The week was marked by the first serious spurt of larger tomatoes. I have started weighing them now as I generally don’t weigh the cherry or currant varieties unless I am bringing in a big glut all at once. It looks like it will be a good year, but I don’t expect to beat 2011′s total of over 100 lbs of ripe fruit (plus several more green). Some of my plants have sustained irreparable damage this year due to pests and others are showing signs of blight due to the high humidity. I also think that the very high night temperatures we’ve experienced off and on has contributed to some flower drop. Oh well, 100 lbs lead to more canning sessions than I have time for this year so it could be a blessing in disguise. We still have uneaten jars left over from last year!!
The theme for this week, Purple/Red/Burgundy, is an intentional one. It started when I chose a few plants that were all the same hue and then I figured, Why not? Let’s go with a theme. Turns out I could do this theme for weeks. It’s a popular colour in my garden.
The theme for this week is fruit. Fruit as a plant part as opposed to fruits such as strawberries and bananas, although you’ll notice some of those, too. It seems that fruit — some edible and some not — is forming in every corner of the garden. Flower diversity is still high, it’s just that many of the flowers are there in the service of forming fruit and are not there to be pretty in their own right.
The Scorched Earth. This is also the first week that marked significant loss and suffering as a result of the intense heat and drought we are experiencing. There are going to be some significant holes in the garden by the time the summer is out. I don’t think I am going to have extra ‘Hahms Gelbe Topftomate’ seeds as a result. I inexplicably gave all of my seedlings away but one and that one was in a pot that was cooked during this week’s heat emergency. Drat. The plant went from green and lush to yellow within the span of a single day. It is holding on and could recover if things stay as cooled off as they are now. It’s amazing what one bad day can bring. It’s a good lesson and reminder in how much we should respect our farmers who are at the mercy of whatever insanity the season brings. Amazingly, all of my other tomatoes are perfectly fine.
Once again work deadlines have pushed last week’s Herbaria into this week. Still, I was sure to take the photograph last week — it just took me until this week to do the write-up.
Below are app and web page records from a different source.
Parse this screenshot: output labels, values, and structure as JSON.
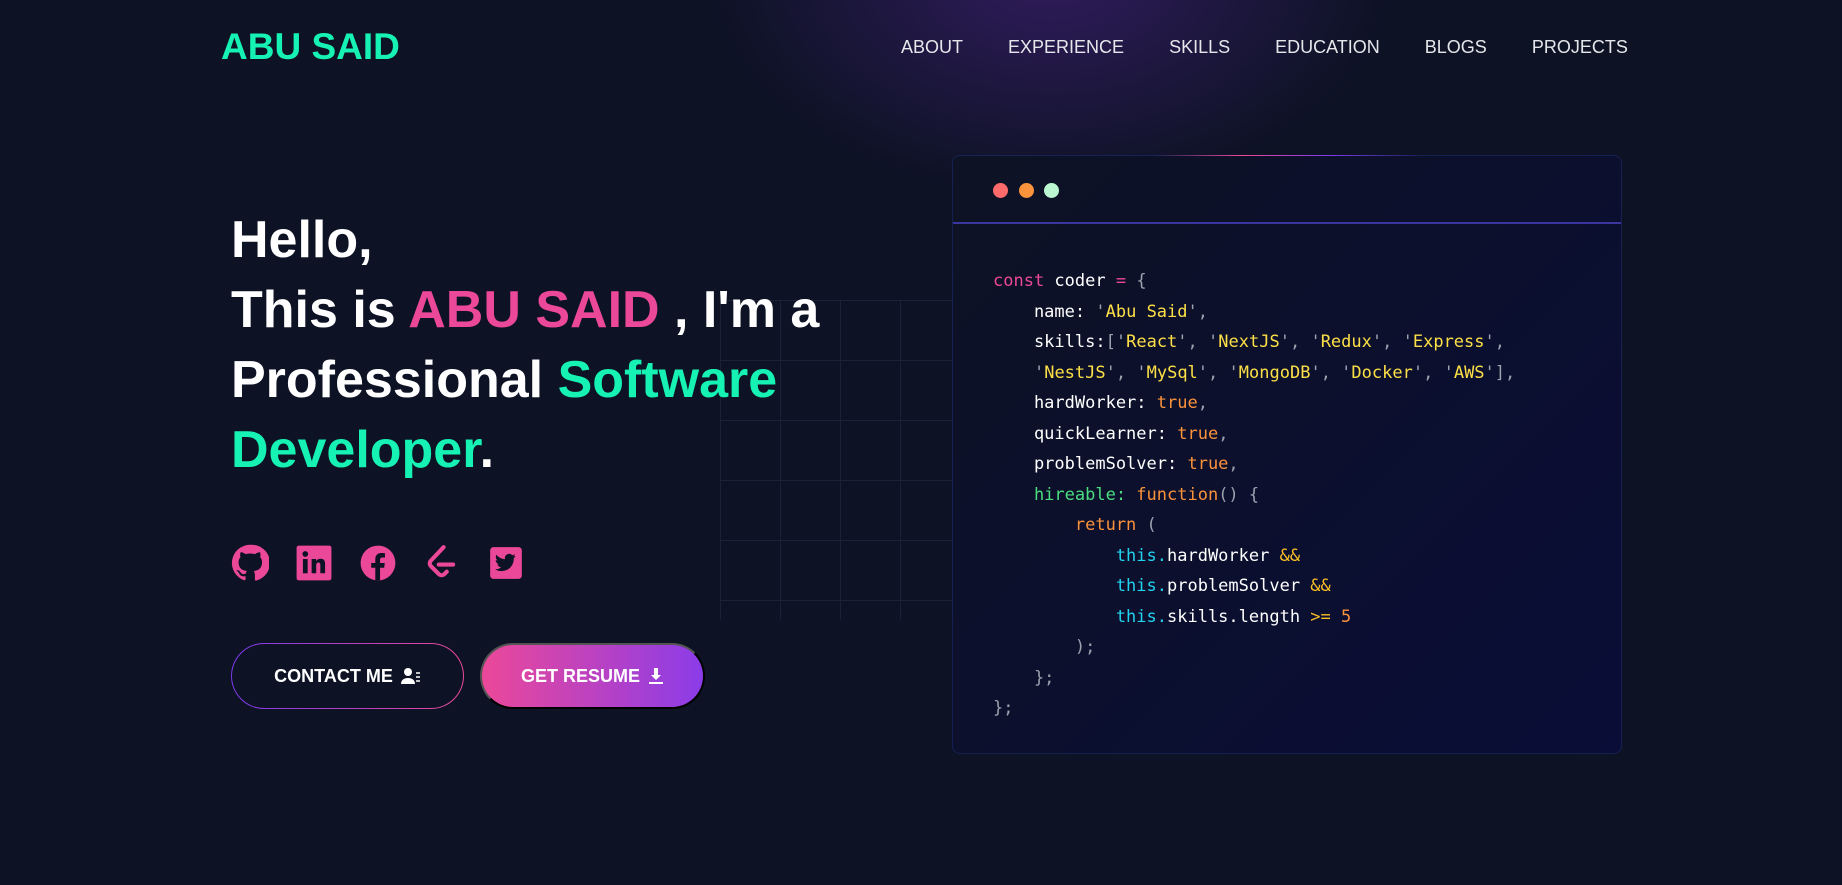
{
  "logo": "ABU SAID",
  "nav": [
    "ABOUT",
    "EXPERIENCE",
    "SKILLS",
    "EDUCATION",
    "BLOGS",
    "PROJECTS"
  ],
  "hero": {
    "line1": "Hello,",
    "line2a": "This is ",
    "name": "ABU SAID",
    "line2b": " , I'm a",
    "line3": "Professional ",
    "role1": "Software",
    "role2": "Developer",
    "period": "."
  },
  "socials": [
    "github-icon",
    "linkedin-icon",
    "facebook-icon",
    "leetcode-icon",
    "twitter-icon"
  ],
  "buttons": {
    "contact": "CONTACT ME",
    "resume": "GET RESUME"
  },
  "colors": {
    "accent_green": "#16f2b3",
    "accent_pink": "#ec4899",
    "accent_purple": "#7c3aed",
    "background": "#0d1224"
  },
  "window_dots": [
    "#ff6b6b",
    "#fb923c",
    "#bbf7d0"
  ],
  "code": [
    [
      [
        "kw",
        "const"
      ],
      [
        "pl",
        " coder "
      ],
      [
        "op",
        "="
      ],
      [
        "br",
        " {"
      ]
    ],
    [
      [
        "pl",
        "    name"
      ],
      [
        "pl",
        ": "
      ],
      [
        "q",
        "'"
      ],
      [
        "str",
        "Abu Said"
      ],
      [
        "q",
        "'"
      ],
      [
        "br",
        ","
      ]
    ],
    [
      [
        "pl",
        "    skills"
      ],
      [
        "pl",
        ":"
      ],
      [
        "br",
        "["
      ],
      [
        "q",
        "'"
      ],
      [
        "str",
        "React"
      ],
      [
        "q",
        "'"
      ],
      [
        "br",
        ", "
      ],
      [
        "q",
        "'"
      ],
      [
        "str",
        "NextJS"
      ],
      [
        "q",
        "'"
      ],
      [
        "br",
        ", "
      ],
      [
        "q",
        "'"
      ],
      [
        "str",
        "Redux"
      ],
      [
        "q",
        "'"
      ],
      [
        "br",
        ", "
      ],
      [
        "q",
        "'"
      ],
      [
        "str",
        "Express"
      ],
      [
        "q",
        "'"
      ],
      [
        "br",
        ","
      ]
    ],
    [
      [
        "pl",
        "    "
      ],
      [
        "q",
        "'"
      ],
      [
        "str",
        "NestJS"
      ],
      [
        "q",
        "'"
      ],
      [
        "br",
        ", "
      ],
      [
        "q",
        "'"
      ],
      [
        "str",
        "MySql"
      ],
      [
        "q",
        "'"
      ],
      [
        "br",
        ", "
      ],
      [
        "q",
        "'"
      ],
      [
        "str",
        "MongoDB"
      ],
      [
        "q",
        "'"
      ],
      [
        "br",
        ", "
      ],
      [
        "q",
        "'"
      ],
      [
        "str",
        "Docker"
      ],
      [
        "q",
        "'"
      ],
      [
        "br",
        ", "
      ],
      [
        "q",
        "'"
      ],
      [
        "str",
        "AWS"
      ],
      [
        "q",
        "'"
      ],
      [
        "br",
        "],"
      ]
    ],
    [
      [
        "pl",
        "    hardWorker: "
      ],
      [
        "bool",
        "true"
      ],
      [
        "br",
        ","
      ]
    ],
    [
      [
        "pl",
        "    quickLearner: "
      ],
      [
        "bool",
        "true"
      ],
      [
        "br",
        ","
      ]
    ],
    [
      [
        "pl",
        "    problemSolver: "
      ],
      [
        "bool",
        "true"
      ],
      [
        "br",
        ","
      ]
    ],
    [
      [
        "prop",
        "    hireable: "
      ],
      [
        "fn",
        "function"
      ],
      [
        "br",
        "() {"
      ]
    ],
    [
      [
        "fn",
        "        return"
      ],
      [
        "br",
        " ("
      ]
    ],
    [
      [
        "this",
        "            this."
      ],
      [
        "pl",
        "hardWorker "
      ],
      [
        "amp",
        "&&"
      ]
    ],
    [
      [
        "this",
        "            this."
      ],
      [
        "pl",
        "problemSolver "
      ],
      [
        "amp",
        "&&"
      ]
    ],
    [
      [
        "this",
        "            this."
      ],
      [
        "pl",
        "skills.length "
      ],
      [
        "amp",
        ">="
      ],
      [
        "num",
        " 5"
      ]
    ],
    [
      [
        "br",
        "        );"
      ]
    ],
    [
      [
        "br",
        "    };"
      ]
    ],
    [
      [
        "br",
        "};"
      ]
    ]
  ]
}
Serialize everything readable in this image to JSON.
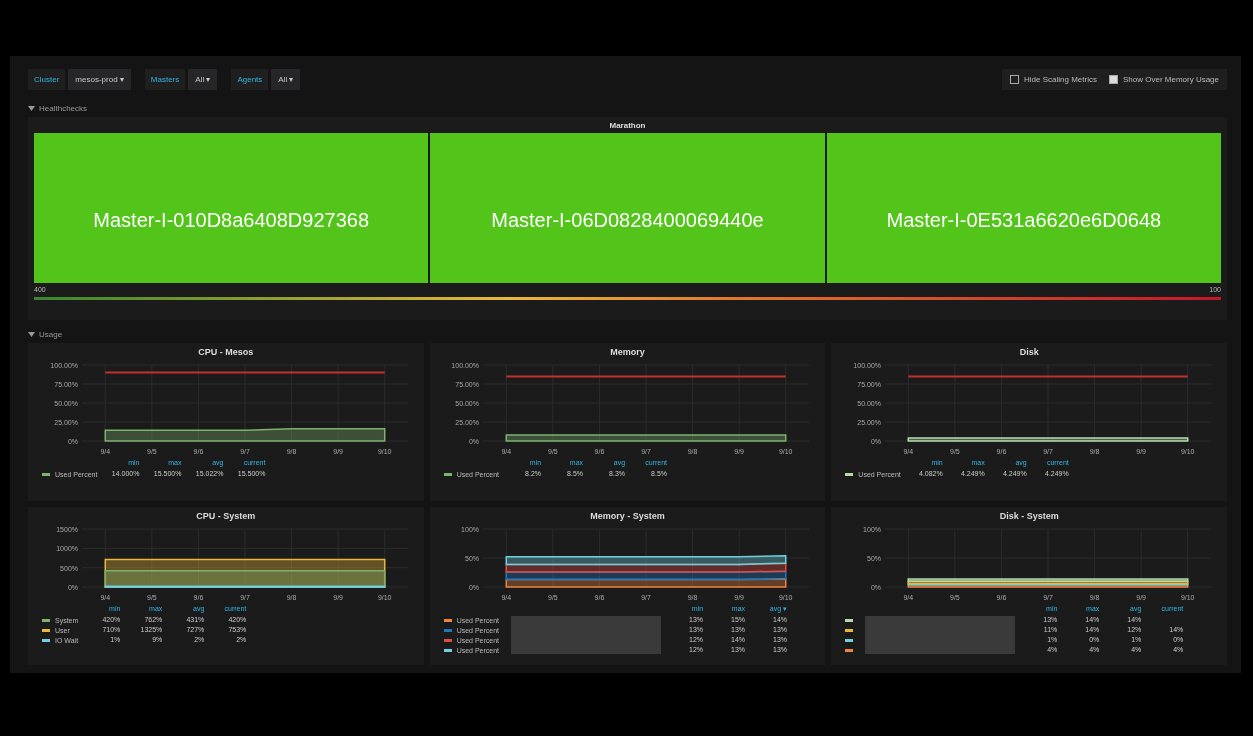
{
  "toolbar": {
    "variables": [
      {
        "label": "Cluster",
        "value": "mesos-prod ▾"
      },
      {
        "label": "Masters",
        "value": "All ▾"
      },
      {
        "label": "Agents",
        "value": "All ▾"
      }
    ],
    "toggles": [
      {
        "label": "Hide Scaling Metrics",
        "checked": false
      },
      {
        "label": "Show Over Memory Usage",
        "checked": true
      }
    ]
  },
  "healthchecks": {
    "title": "Healthchecks",
    "panel_title": "Marathon",
    "cells": [
      {
        "name": "Master-I-010D8a6408D927368",
        "color": "#52c41a"
      },
      {
        "name": "Master-I-06D0828400069440e",
        "color": "#52c41a"
      },
      {
        "name": "Master-I-0E531a6620e6D0648",
        "color": "#52c41a"
      }
    ],
    "scale_min": "400",
    "scale_max": "100"
  },
  "usage": {
    "title": "Usage",
    "panels": [
      {
        "title": "CPU - Mesos",
        "chart_data": {
          "type": "area",
          "grid": true,
          "x": [
            "9/4",
            "9/5",
            "9/6",
            "9/7",
            "9/8",
            "9/9",
            "9/10"
          ],
          "ylim": [
            0,
            100
          ],
          "yticks": [
            {
              "value": 0,
              "label": "0%"
            },
            {
              "value": 25,
              "label": "25.00%"
            },
            {
              "value": 50,
              "label": "50.00%"
            },
            {
              "value": 75,
              "label": "75.00%"
            },
            {
              "value": 100,
              "label": "100.00%"
            }
          ],
          "series": [
            {
              "color": "#7eb26d",
              "values": [
                14,
                14,
                14,
                14,
                16,
                16,
                16
              ]
            },
            {
              "type": "line",
              "color": "#c4302b",
              "values": [
                90,
                90,
                90,
                90,
                90,
                90,
                90
              ]
            }
          ]
        },
        "legend": {
          "columns": [
            "min",
            "max",
            "avg",
            "current"
          ],
          "rows": [
            {
              "name": "Used Percent",
              "color": "#7eb26d",
              "min": "14.000%",
              "max": "15.500%",
              "avg": "15.022%",
              "current": "15.500%"
            }
          ]
        }
      },
      {
        "title": "Memory",
        "chart_data": {
          "type": "area",
          "grid": true,
          "x": [
            "9/4",
            "9/5",
            "9/6",
            "9/7",
            "9/8",
            "9/9",
            "9/10"
          ],
          "ylim": [
            0,
            100
          ],
          "yticks": [
            {
              "value": 0,
              "label": "0%"
            },
            {
              "value": 25,
              "label": "25.00%"
            },
            {
              "value": 50,
              "label": "50.00%"
            },
            {
              "value": 75,
              "label": "75.00%"
            },
            {
              "value": 100,
              "label": "100.00%"
            }
          ],
          "series": [
            {
              "color": "#7eb26d",
              "values": [
                8,
                8,
                8,
                8,
                8,
                8,
                8
              ]
            },
            {
              "type": "line",
              "color": "#c4302b",
              "values": [
                85,
                85,
                85,
                85,
                85,
                85,
                85
              ]
            }
          ]
        },
        "legend": {
          "columns": [
            "min",
            "max",
            "avg",
            "current"
          ],
          "rows": [
            {
              "name": "Used Percent",
              "color": "#7eb26d",
              "min": "8.2%",
              "max": "8.5%",
              "avg": "8.3%",
              "current": "8.5%"
            }
          ]
        }
      },
      {
        "title": "Disk",
        "chart_data": {
          "type": "area",
          "grid": true,
          "x": [
            "9/4",
            "9/5",
            "9/6",
            "9/7",
            "9/8",
            "9/9",
            "9/10"
          ],
          "ylim": [
            0,
            100
          ],
          "yticks": [
            {
              "value": 0,
              "label": "0%"
            },
            {
              "value": 25,
              "label": "25.00%"
            },
            {
              "value": 50,
              "label": "50.00%"
            },
            {
              "value": 75,
              "label": "75.00%"
            },
            {
              "value": 100,
              "label": "100.00%"
            }
          ],
          "series": [
            {
              "color": "#b7dbab",
              "values": [
                4,
                4,
                4,
                4,
                4,
                4,
                4
              ]
            },
            {
              "type": "line",
              "color": "#c4302b",
              "values": [
                85,
                85,
                85,
                85,
                85,
                85,
                85
              ]
            }
          ]
        },
        "legend": {
          "columns": [
            "min",
            "max",
            "avg",
            "current"
          ],
          "rows": [
            {
              "name": "Used Percent",
              "color": "#b7dbab",
              "min": "4.082%",
              "max": "4.249%",
              "avg": "4.249%",
              "current": "4.249%"
            }
          ]
        }
      },
      {
        "title": "CPU - System",
        "chart_data": {
          "type": "area",
          "grid": true,
          "x": [
            "9/4",
            "9/5",
            "9/6",
            "9/7",
            "9/8",
            "9/9",
            "9/10"
          ],
          "ylim": [
            0,
            1500
          ],
          "yticks": [
            {
              "value": 0,
              "label": "0%"
            },
            {
              "value": 500,
              "label": "500%"
            },
            {
              "value": 1000,
              "label": "1000%"
            },
            {
              "value": 1500,
              "label": "1500%"
            }
          ],
          "series": [
            {
              "color": "#eab839",
              "values": [
                710,
                710,
                710,
                710,
                710,
                710,
                710
              ]
            },
            {
              "color": "#7eb26d",
              "values": [
                420,
                420,
                420,
                420,
                420,
                420,
                420
              ]
            },
            {
              "color": "#6ed0e0",
              "values": [
                20,
                20,
                20,
                20,
                20,
                20,
                20
              ]
            }
          ]
        },
        "legend": {
          "columns": [
            "min",
            "max",
            "avg",
            "current"
          ],
          "rows": [
            {
              "name": "System",
              "color": "#7eb26d",
              "min": "420%",
              "max": "762%",
              "avg": "431%",
              "current": "420%"
            },
            {
              "name": "User",
              "color": "#eab839",
              "min": "710%",
              "max": "1325%",
              "avg": "727%",
              "current": "753%"
            },
            {
              "name": "IO Wait",
              "color": "#6ed0e0",
              "min": "1%",
              "max": "9%",
              "avg": "2%",
              "current": "2%"
            }
          ]
        }
      },
      {
        "title": "Memory - System",
        "chart_data": {
          "type": "area",
          "grid": true,
          "stacked": true,
          "x": [
            "9/4",
            "9/5",
            "9/6",
            "9/7",
            "9/8",
            "9/9",
            "9/10"
          ],
          "ylim": [
            0,
            100
          ],
          "yticks": [
            {
              "value": 0,
              "label": "0%"
            },
            {
              "value": 50,
              "label": "50%"
            },
            {
              "value": 100,
              "label": "100%"
            }
          ],
          "series": [
            {
              "color": "#ef843c",
              "values": [
                13,
                13,
                13,
                13,
                13,
                13,
                14
              ]
            },
            {
              "color": "#1f78c1",
              "values": [
                13,
                13,
                13,
                13,
                13,
                13,
                13
              ]
            },
            {
              "color": "#e24d42",
              "values": [
                13,
                13,
                13,
                13,
                13,
                13,
                14
              ]
            },
            {
              "color": "#6ed0e0",
              "values": [
                13,
                13,
                13,
                13,
                13,
                13,
                13
              ]
            }
          ]
        },
        "legend": {
          "columns": [
            "min",
            "max",
            "avg ▾"
          ],
          "redacted": true,
          "rows": [
            {
              "name": "Used Percent",
              "color": "#ef843c",
              "min": "13%",
              "max": "15%",
              "avg": "14%"
            },
            {
              "name": "Used Percent",
              "color": "#1f78c1",
              "min": "13%",
              "max": "13%",
              "avg": "13%"
            },
            {
              "name": "Used Percent",
              "color": "#e24d42",
              "min": "12%",
              "max": "14%",
              "avg": "13%"
            },
            {
              "name": "Used Percent",
              "color": "#6ed0e0",
              "min": "12%",
              "max": "13%",
              "avg": "13%"
            }
          ]
        }
      },
      {
        "title": "Disk - System",
        "chart_data": {
          "type": "area",
          "grid": true,
          "stacked": true,
          "x": [
            "9/4",
            "9/5",
            "9/6",
            "9/7",
            "9/8",
            "9/9",
            "9/10"
          ],
          "ylim": [
            0,
            100
          ],
          "yticks": [
            {
              "value": 0,
              "label": "0%"
            },
            {
              "value": 50,
              "label": "50%"
            },
            {
              "value": 100,
              "label": "100%"
            }
          ],
          "series": [
            {
              "color": "#ef843c",
              "values": [
                4,
                4,
                4,
                4,
                4,
                4,
                4
              ]
            },
            {
              "color": "#6ed0e0",
              "values": [
                2,
                2,
                2,
                2,
                2,
                2,
                2
              ]
            },
            {
              "color": "#eab839",
              "values": [
                4,
                4,
                4,
                4,
                4,
                4,
                4
              ]
            },
            {
              "color": "#b7dbab",
              "values": [
                4,
                4,
                4,
                4,
                4,
                4,
                4
              ]
            }
          ]
        },
        "legend": {
          "columns": [
            "min",
            "max",
            "avg",
            "current"
          ],
          "redacted": true,
          "rows": [
            {
              "color": "#b7dbab",
              "min": "13%",
              "max": "14%",
              "avg": "14%"
            },
            {
              "color": "#eab839",
              "min": "11%",
              "max": "14%",
              "avg": "12%",
              "current": "14%"
            },
            {
              "color": "#6ed0e0",
              "min": "1%",
              "max": "0%",
              "avg": "1%",
              "current": "0%"
            },
            {
              "color": "#ef843c",
              "min": "4%",
              "max": "4%",
              "avg": "4%",
              "current": "4%"
            }
          ]
        }
      }
    ]
  }
}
This collection marks the 8th box that I have done so far. I figured it was high time to write up an F.A.Q for those who were not around for box #1. You’ll it at the end of this post.
Tomatoes dominated my attention last week. We enjoyed our first two varieties, and I was sure to document the occasion by adding them to the box. Each week I take care to choose plants that stand out in the garden or that have a short lifespan and will not be around by the next week. While my garden may be small, I have packed it full of so many things that it isn’t easy to keep track and I find as the weeks go on I have to refer back to old boxes to be sure that I wasn’t repeating myself or missing something important. I am now finding that despite my diligence some things have fallen through the cracks. My blueberry harvest is one example. The bushes were full of fruit just a few weeks ago, but I have since missed their season. Here’s hoping I don’t miss anything else of importance moving forward.
As you can see from the photo, this week’s garden was dominated by the invasion of the pom-pom flowers. The other major development is the heat. It is absolutely blazing out right now. In fact was already so hot by noon (when I took this photo) that I had to switch out one of my original choices because it started wilting seconds after picking it. I couldn’t keep it happy in the box long enough to take a decent photo!